Oklopcic, Biljana. “Adapting the Adapted: The Black Rapist Myth in E.R. Burroughs’ Tarzan of the Apes and Its Film Adaptations.” In Anaphora: Journal of Literary Studies, IV (2017) 2, 313-331. https://hrcak.srce.hr/file/284405. Accessed March 31, 2019.
Shange, Ntozake. for colored girls who have considered suicide / when the rainbow is enuf. Berkeley: Shameless Hussy Press, 1976.
Walker, Alice. The Color Purple. New York: Harcourt Brace and Jovanovich, 1982.
Watkins, Mel. “Sexism, Racism and Black Women Writers.” In The New York Times Book Review. June 15, 1986 https://www.nytimes.com/1986/06/15/books/sexism-racism-and-black-women-writers.html. Accessed March 30, 2019.
King Kong [1933, Merian Cooper]
King Kong [1976, John Guillermin]
NO! – The Rape Documentary [2006, Aishah Simmons]
Tarzan of the Apes [1918, Scott Sidney]
Tarzan the Ape Man [1932, W.S. Van Dyke]
Tarzan, the Ape Man [1981, John Derek]
The Birth of a Nation [1915, D.W. Griffiths]
The Color Purple [1985, Steven Spielberg]
The Hunting Ground [2015, Kirby Dick and Amy Ziering]

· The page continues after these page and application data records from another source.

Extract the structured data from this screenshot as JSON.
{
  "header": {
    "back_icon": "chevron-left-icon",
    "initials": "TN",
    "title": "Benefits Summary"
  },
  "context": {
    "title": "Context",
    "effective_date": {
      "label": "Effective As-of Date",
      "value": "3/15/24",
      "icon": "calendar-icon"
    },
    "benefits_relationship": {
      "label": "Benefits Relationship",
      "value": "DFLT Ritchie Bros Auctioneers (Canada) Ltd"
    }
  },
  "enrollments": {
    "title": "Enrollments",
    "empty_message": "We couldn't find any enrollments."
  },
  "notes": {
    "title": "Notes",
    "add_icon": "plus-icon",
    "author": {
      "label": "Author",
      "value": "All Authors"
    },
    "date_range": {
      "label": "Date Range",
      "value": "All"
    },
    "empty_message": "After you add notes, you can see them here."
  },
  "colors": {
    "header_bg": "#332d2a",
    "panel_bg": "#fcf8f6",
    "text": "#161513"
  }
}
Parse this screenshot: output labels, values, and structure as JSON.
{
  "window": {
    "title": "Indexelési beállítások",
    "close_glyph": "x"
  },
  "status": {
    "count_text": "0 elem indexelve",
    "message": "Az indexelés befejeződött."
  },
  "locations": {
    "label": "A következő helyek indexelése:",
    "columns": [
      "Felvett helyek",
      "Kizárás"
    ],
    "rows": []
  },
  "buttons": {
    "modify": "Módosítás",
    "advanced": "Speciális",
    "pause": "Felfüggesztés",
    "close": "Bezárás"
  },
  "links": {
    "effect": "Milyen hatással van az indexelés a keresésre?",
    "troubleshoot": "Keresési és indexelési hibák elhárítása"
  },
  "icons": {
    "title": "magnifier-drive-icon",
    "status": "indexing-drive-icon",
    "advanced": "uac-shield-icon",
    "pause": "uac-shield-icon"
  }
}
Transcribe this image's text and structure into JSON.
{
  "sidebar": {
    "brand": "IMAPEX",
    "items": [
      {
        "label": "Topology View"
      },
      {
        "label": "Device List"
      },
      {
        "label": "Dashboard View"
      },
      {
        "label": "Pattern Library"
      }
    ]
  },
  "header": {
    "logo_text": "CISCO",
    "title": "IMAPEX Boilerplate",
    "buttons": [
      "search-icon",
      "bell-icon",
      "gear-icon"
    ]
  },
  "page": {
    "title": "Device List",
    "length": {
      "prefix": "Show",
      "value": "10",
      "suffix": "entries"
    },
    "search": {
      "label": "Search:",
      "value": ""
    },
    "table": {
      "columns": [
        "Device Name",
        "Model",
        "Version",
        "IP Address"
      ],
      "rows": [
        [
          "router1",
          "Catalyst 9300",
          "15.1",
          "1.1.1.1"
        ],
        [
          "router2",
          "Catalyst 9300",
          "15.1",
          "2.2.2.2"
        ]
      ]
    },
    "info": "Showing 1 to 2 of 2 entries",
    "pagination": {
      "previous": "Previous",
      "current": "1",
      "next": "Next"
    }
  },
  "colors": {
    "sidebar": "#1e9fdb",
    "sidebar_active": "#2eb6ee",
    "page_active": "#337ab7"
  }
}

The Rape of Recy Taylor [2017, Nancy Buirski]
“This Is America” [2018, Donald Glover]
Notes on Contributor
Leslie Simon, a former UCSF Rape Prevention Education coordinator, founded and directed Project SURVIVE, City College of San Francisco’s sexual violence prevention education program. Her publications include “Why Denzel Washington (not Tom Cruise) Is the New Paul Newman” (Film Comment) and “Alfonso Cuarón’s Roma: A Feminist Film” (entropy.org).